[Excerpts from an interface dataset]
▽
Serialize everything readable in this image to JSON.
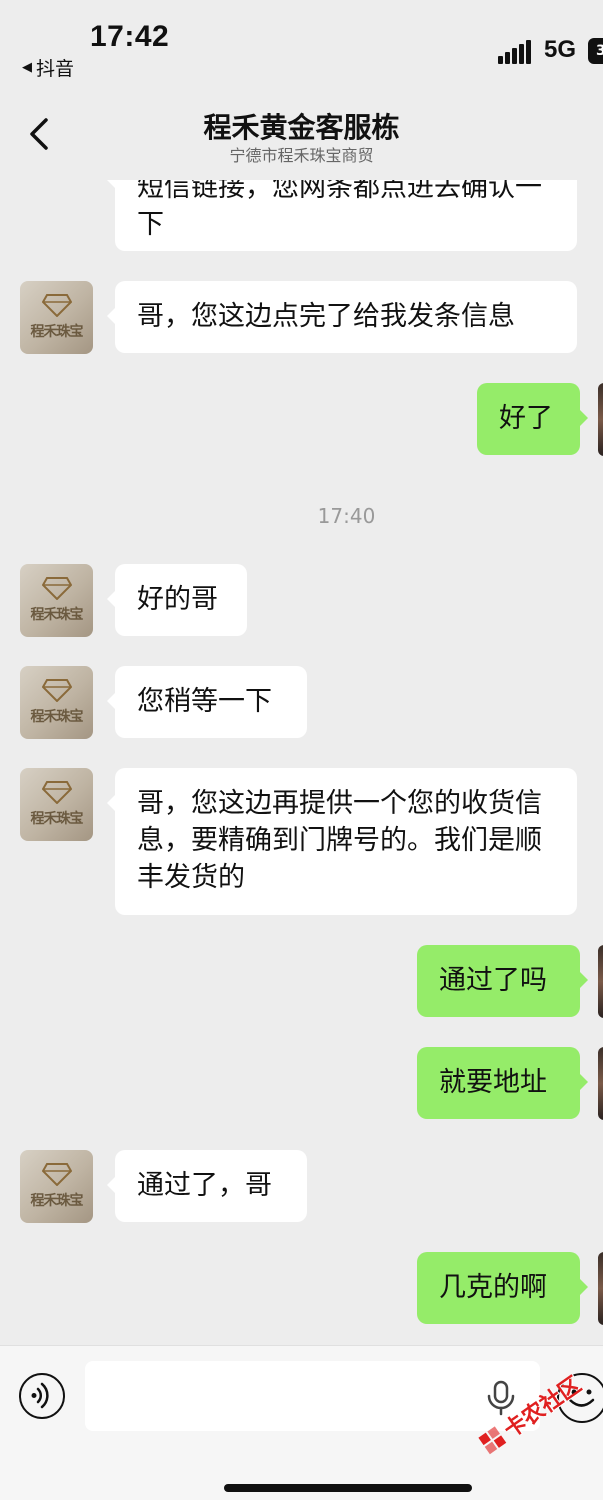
{
  "status_bar": {
    "time": "17:42",
    "back_app": "抖音",
    "network": "5G",
    "battery": "3"
  },
  "header": {
    "title": "程禾黄金客服栋",
    "subtitle": "宁德市程禾珠宝商贸"
  },
  "avatar_brand": "程禾珠宝",
  "messages": [
    {
      "side": "left",
      "text": "短信链接，您网条都点进去确认一下"
    },
    {
      "side": "left",
      "text": "哥，您这边点完了给我发条信息"
    },
    {
      "side": "right",
      "text": "好了"
    },
    {
      "type": "time",
      "text": "17:40"
    },
    {
      "side": "left",
      "text": "好的哥"
    },
    {
      "side": "left",
      "text": "您稍等一下"
    },
    {
      "side": "left",
      "text": "哥，您这边再提供一个您的收货信息，要精确到门牌号的。我们是顺丰发货的"
    },
    {
      "side": "right",
      "text": "通过了吗"
    },
    {
      "side": "right",
      "text": "就要地址"
    },
    {
      "side": "left",
      "text": "通过了，哥"
    },
    {
      "side": "right",
      "text": "几克的啊"
    }
  ],
  "input": {
    "placeholder": ""
  },
  "watermark": "卡农社区"
}
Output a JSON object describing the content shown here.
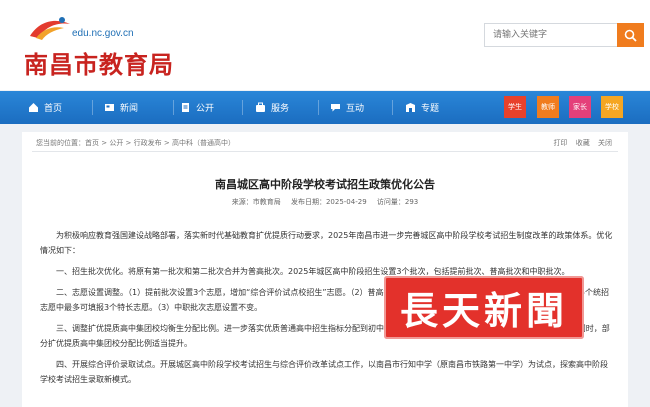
{
  "header": {
    "domain": "edu.nc.gov.cn",
    "site_title": "南昌市教育局",
    "search_placeholder": "请输入关键字",
    "search_icon": "search-icon"
  },
  "nav": {
    "items": [
      {
        "label": "首页",
        "icon": "home-icon"
      },
      {
        "label": "新闻",
        "icon": "news-icon"
      },
      {
        "label": "公开",
        "icon": "document-icon"
      },
      {
        "label": "服务",
        "icon": "service-icon"
      },
      {
        "label": "互动",
        "icon": "chat-icon"
      },
      {
        "label": "专题",
        "icon": "topic-icon"
      }
    ],
    "audiences": [
      {
        "label": "学生",
        "color": "#e8412b"
      },
      {
        "label": "教师",
        "color": "#f07c1e"
      },
      {
        "label": "家长",
        "color": "#e4407a"
      },
      {
        "label": "学校",
        "color": "#f5a623"
      }
    ]
  },
  "breadcrumb": "您当前的位置：首页 > 公开 > 行政发布 > 高中科（普通高中）",
  "tools": [
    "打印",
    "收藏",
    "关闭"
  ],
  "article": {
    "title": "南昌城区高中阶段学校考试招生政策优化公告",
    "source": "来源：市教育局",
    "date": "发布日期：2025-04-29",
    "views": "访问量：293",
    "paragraphs": [
      "为积极响应教育强国建设战略部署，落实新时代基础教育扩优提质行动要求，2025年南昌市进一步完善城区高中阶段学校考试招生制度改革的政策体系。优化情况如下：",
      "一、招生批次优化。将原有第一批次和第二批次合并为普高批次。2025年城区高中阶段招生设置3个批次，包括提前批次、普高批次和中职批次。",
      "二、志愿设置调整。（1）提前批次设置3个志愿，增加“综合评价试点校招生”志愿。（2）普高批次设置1个定向志愿和15个统招志愿，其中，考生在15个统招志愿中最多可填报3个特长志愿。（3）中职批次志愿设置不变。",
      "三、调整扩优提质高中集团校均衡生分配比例。进一步落实优质普通高中招生指标分配到初中学校政策，公办优质普通高中指标到校比例达到70%的同时，部分扩优提质高中集团校分配比例适当提升。",
      "四、开展综合评价录取试点。开展城区高中阶段学校考试招生与综合评价改革试点工作，以南昌市行知中学（原南昌市铁路第一中学）为试点，探索高中阶段学校考试招生录取新模式。"
    ]
  },
  "watermark": "長天新聞"
}
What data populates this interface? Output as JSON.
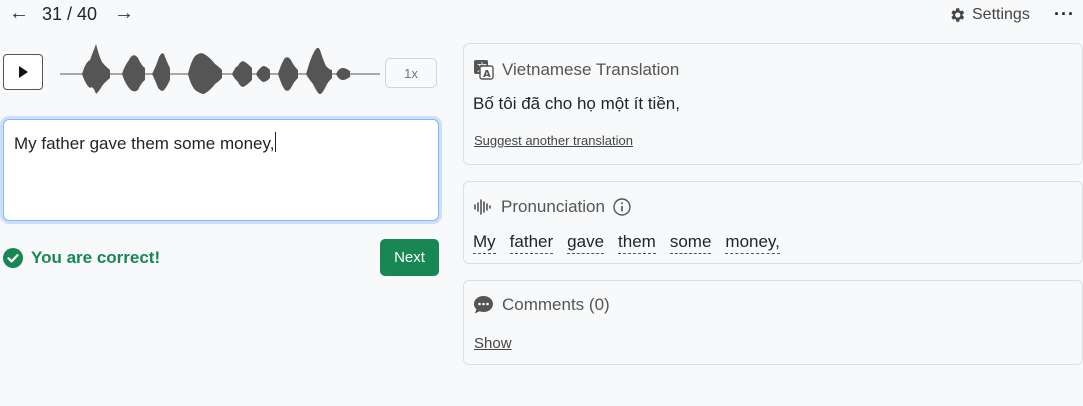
{
  "nav": {
    "prev_icon": "arrow-left-icon",
    "next_icon": "arrow-right-icon",
    "counter": "31 / 40",
    "settings_label": "Settings",
    "more_icon": "more-horizontal-icon"
  },
  "player": {
    "play_icon": "play-icon",
    "speed": "1x"
  },
  "answer": {
    "value": "My father gave them some money,"
  },
  "feedback": {
    "message": "You are correct!",
    "icon": "check-circle-icon",
    "color": "#198754"
  },
  "next_button": "Next",
  "translation_card": {
    "title": "Vietnamese Translation",
    "text": "Bố tôi đã cho họ một ít tiền,",
    "suggest_link": "Suggest another translation",
    "icon": "translate-icon"
  },
  "pronunciation_card": {
    "title": "Pronunciation",
    "icon": "audio-waveform-icon",
    "info_icon": "info-icon",
    "words": [
      "My",
      "father",
      "gave",
      "them",
      "some",
      "money,"
    ]
  },
  "comments_card": {
    "title": "Comments (0)",
    "icon": "comment-icon",
    "show_link": "Show"
  },
  "colors": {
    "accent_green": "#198754",
    "focus_border": "#86b7fe",
    "background": "#f8f9fa"
  }
}
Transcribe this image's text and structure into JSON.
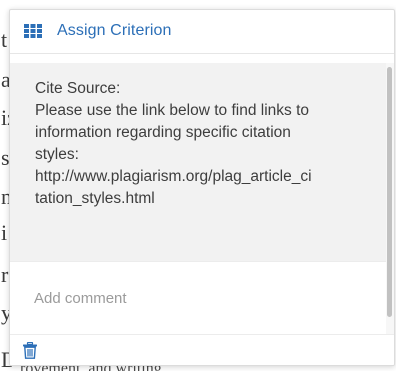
{
  "background_fragments": {
    "left_letters": [
      "t",
      "a",
      "iz",
      "s",
      "n",
      "i",
      "r",
      "y",
      "D"
    ],
    "bottom_text": "rovement, and writing."
  },
  "popup": {
    "header": {
      "icon": "grid-icon",
      "title": "Assign Criterion",
      "accent_color": "#2c6fb7"
    },
    "criterion": {
      "lines": [
        "Cite Source:",
        "Please use the link below to find links to",
        "information regarding specific citation",
        "styles:",
        "http://www.plagiarism.org/plag_article_ci",
        "tation_styles.html"
      ]
    },
    "comment": {
      "placeholder": "Add comment",
      "value": ""
    },
    "footer": {
      "delete_icon": "trash-icon",
      "delete_color": "#2c6fb7"
    }
  }
}
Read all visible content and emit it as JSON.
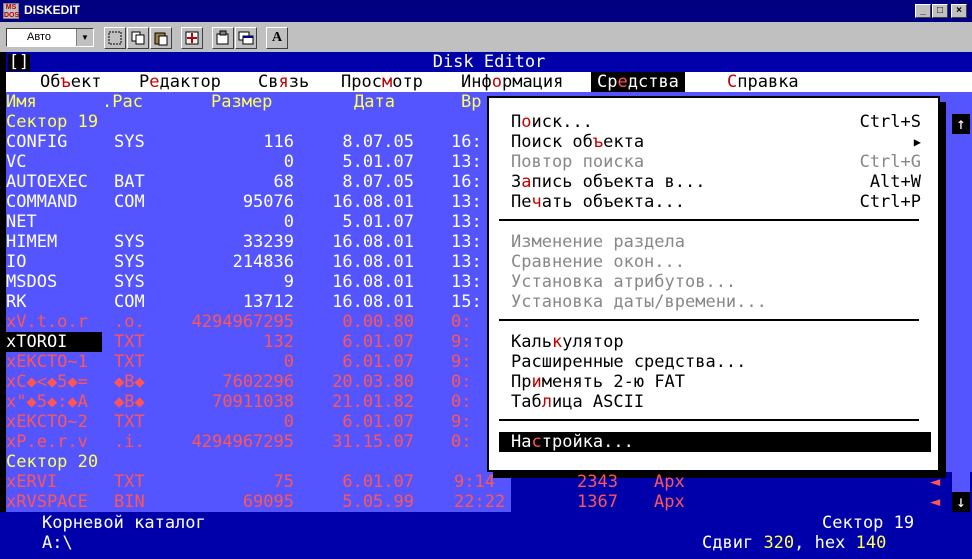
{
  "window": {
    "title": "DISKEDIT",
    "icon_text": "MS\nDOS",
    "btn_min": "_",
    "btn_max": "□",
    "btn_close": "×"
  },
  "toolbar": {
    "font_combo": "Авто",
    "combo_arrow": "▼",
    "font_button": "A"
  },
  "console": {
    "title": "Disk Editor",
    "bracket": "[]"
  },
  "menubar": [
    {
      "pre": "Об",
      "hot": "ъ",
      "post": "ект"
    },
    {
      "pre": "Р",
      "hot": "е",
      "post": "дактор"
    },
    {
      "pre": "Св",
      "hot": "я",
      "post": "зь"
    },
    {
      "pre": "Прос",
      "hot": "м",
      "post": "отр"
    },
    {
      "pre": "Инф",
      "hot": "о",
      "post": "рмация"
    },
    {
      "pre": "Ср",
      "hot": "е",
      "post": "дства"
    },
    {
      "pre": "",
      "hot": "С",
      "post": "правка"
    }
  ],
  "columns": {
    "name": "Имя",
    "ext": ".Рас",
    "size": "Размер",
    "date": "Дата",
    "time": "Вр"
  },
  "rows": [
    {
      "type": "sector",
      "name": "Сектор 19"
    },
    {
      "type": "file",
      "style": "w",
      "name": "CONFIG",
      "ext": "SYS",
      "size": "116",
      "date": "8.07.05",
      "time": "16:"
    },
    {
      "type": "file",
      "style": "w",
      "name": "VC",
      "ext": "",
      "size": "0",
      "date": "5.01.07",
      "time": "13:"
    },
    {
      "type": "file",
      "style": "w",
      "name": "AUTOEXEC",
      "ext": "BAT",
      "size": "68",
      "date": "8.07.05",
      "time": "16:"
    },
    {
      "type": "file",
      "style": "w",
      "name": "COMMAND",
      "ext": "COM",
      "size": "95076",
      "date": "16.08.01",
      "time": "13:"
    },
    {
      "type": "file",
      "style": "w",
      "name": "NET",
      "ext": "",
      "size": "0",
      "date": "5.01.07",
      "time": "13:"
    },
    {
      "type": "file",
      "style": "w",
      "name": "HIMEM",
      "ext": "SYS",
      "size": "33239",
      "date": "16.08.01",
      "time": "13:"
    },
    {
      "type": "file",
      "style": "w",
      "name": "IO",
      "ext": "SYS",
      "size": "214836",
      "date": "16.08.01",
      "time": "13:"
    },
    {
      "type": "file",
      "style": "w",
      "name": "MSDOS",
      "ext": "SYS",
      "size": "9",
      "date": "16.08.01",
      "time": "13:"
    },
    {
      "type": "file",
      "style": "w",
      "name": "RK",
      "ext": "COM",
      "size": "13712",
      "date": "16.08.01",
      "time": "15:"
    },
    {
      "type": "file",
      "style": "r",
      "name": "xV.t.o.r",
      "ext": ".o.",
      "size": "4294967295",
      "date": "0.00.80",
      "time": "0:"
    },
    {
      "type": "file",
      "style": "r",
      "selected": true,
      "name": "xTOROI",
      "ext": "TXT",
      "size": "132",
      "date": "6.01.07",
      "time": "9:"
    },
    {
      "type": "file",
      "style": "r",
      "name": "xEKCTO~1",
      "ext": "TXT",
      "size": "0",
      "date": "6.01.07",
      "time": "9:"
    },
    {
      "type": "file",
      "style": "r",
      "name": "xC◆<◆5◆=",
      "ext": "◆B◆",
      "size": "7602296",
      "date": "20.03.80",
      "time": "0:"
    },
    {
      "type": "file",
      "style": "r",
      "name": "x\"◆5◆:◆A",
      "ext": "◆B◆",
      "size": "70911038",
      "date": "21.01.82",
      "time": "0:"
    },
    {
      "type": "file",
      "style": "r",
      "name": "xEKCTO~2",
      "ext": "TXT",
      "size": "0",
      "date": "6.01.07",
      "time": "9:"
    },
    {
      "type": "file",
      "style": "r",
      "name": "xP.e.r.v",
      "ext": ".i.",
      "size": "4294967295",
      "date": "31.15.07",
      "time": "0:"
    },
    {
      "type": "sector",
      "name": "Сектор 20"
    },
    {
      "type": "file",
      "style": "r",
      "name": "xERVI",
      "ext": "TXT",
      "size": "75",
      "date": "6.01.07",
      "time": "9:14",
      "cluster": "2343",
      "attr": "Арх"
    },
    {
      "type": "file",
      "style": "r",
      "name": "xRVSPACE",
      "ext": "BIN",
      "size": "69095",
      "date": "5.05.99",
      "time": "22:22",
      "cluster": "1367",
      "attr": "Арх"
    }
  ],
  "row_marker": "◄",
  "scroll": {
    "up": "↑",
    "down": "↓"
  },
  "dropdown": {
    "items": [
      {
        "pre": "П",
        "hot": "о",
        "post": "иск...",
        "shortcut": "Ctrl+S",
        "disabled": false
      },
      {
        "pre": "Поиск об",
        "hot": "ъ",
        "post": "екта",
        "shortcut": "▶",
        "disabled": false
      },
      {
        "pre": "Повтор поиска",
        "hot": "",
        "post": "",
        "shortcut": "Ctrl+G",
        "disabled": true
      },
      {
        "pre": "З",
        "hot": "а",
        "post": "пись объекта в...",
        "shortcut": "Alt+W",
        "disabled": false
      },
      {
        "pre": "Пе",
        "hot": "ч",
        "post": "ать объекта...",
        "shortcut": "Ctrl+P",
        "disabled": false
      },
      {
        "sep": true
      },
      {
        "pre": "Изменение раздела",
        "hot": "",
        "post": "",
        "shortcut": "",
        "disabled": true
      },
      {
        "pre": "Сравнение окон...",
        "hot": "",
        "post": "",
        "shortcut": "",
        "disabled": true
      },
      {
        "pre": "Установка атрибутов...",
        "hot": "",
        "post": "",
        "shortcut": "",
        "disabled": true
      },
      {
        "pre": "Установка даты/времени...",
        "hot": "",
        "post": "",
        "shortcut": "",
        "disabled": true
      },
      {
        "sep": true
      },
      {
        "pre": "Каль",
        "hot": "к",
        "post": "улятор",
        "shortcut": "",
        "disabled": false
      },
      {
        "pre": "Расширенные средства...",
        "hot": "",
        "post": "",
        "shortcut": "",
        "disabled": false
      },
      {
        "pre": "Пр",
        "hot": "и",
        "post": "менять 2-ю FAT",
        "shortcut": "",
        "disabled": false
      },
      {
        "pre": "Таб",
        "hot": "л",
        "post": "ица ASCII",
        "shortcut": "",
        "disabled": false
      },
      {
        "sep": true
      },
      {
        "pre": "На",
        "hot": "с",
        "post": "тройка...",
        "shortcut": "",
        "disabled": false,
        "highlighted": true
      }
    ]
  },
  "status": {
    "left_top": "Корневой каталог",
    "left_bottom": "A:\\",
    "right_top": "Сектор 19",
    "shift_label": "Сдвиг",
    "shift_value": "320",
    "hex_label": ", hex",
    "hex_value": "140"
  }
}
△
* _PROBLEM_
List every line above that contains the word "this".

* _SOLUTION TO THE PROBLEM_
Serialize everything readable in this image to JSON.
What data populates this interface? Output as JSON.
Transcribe this image's text and structure into JSON.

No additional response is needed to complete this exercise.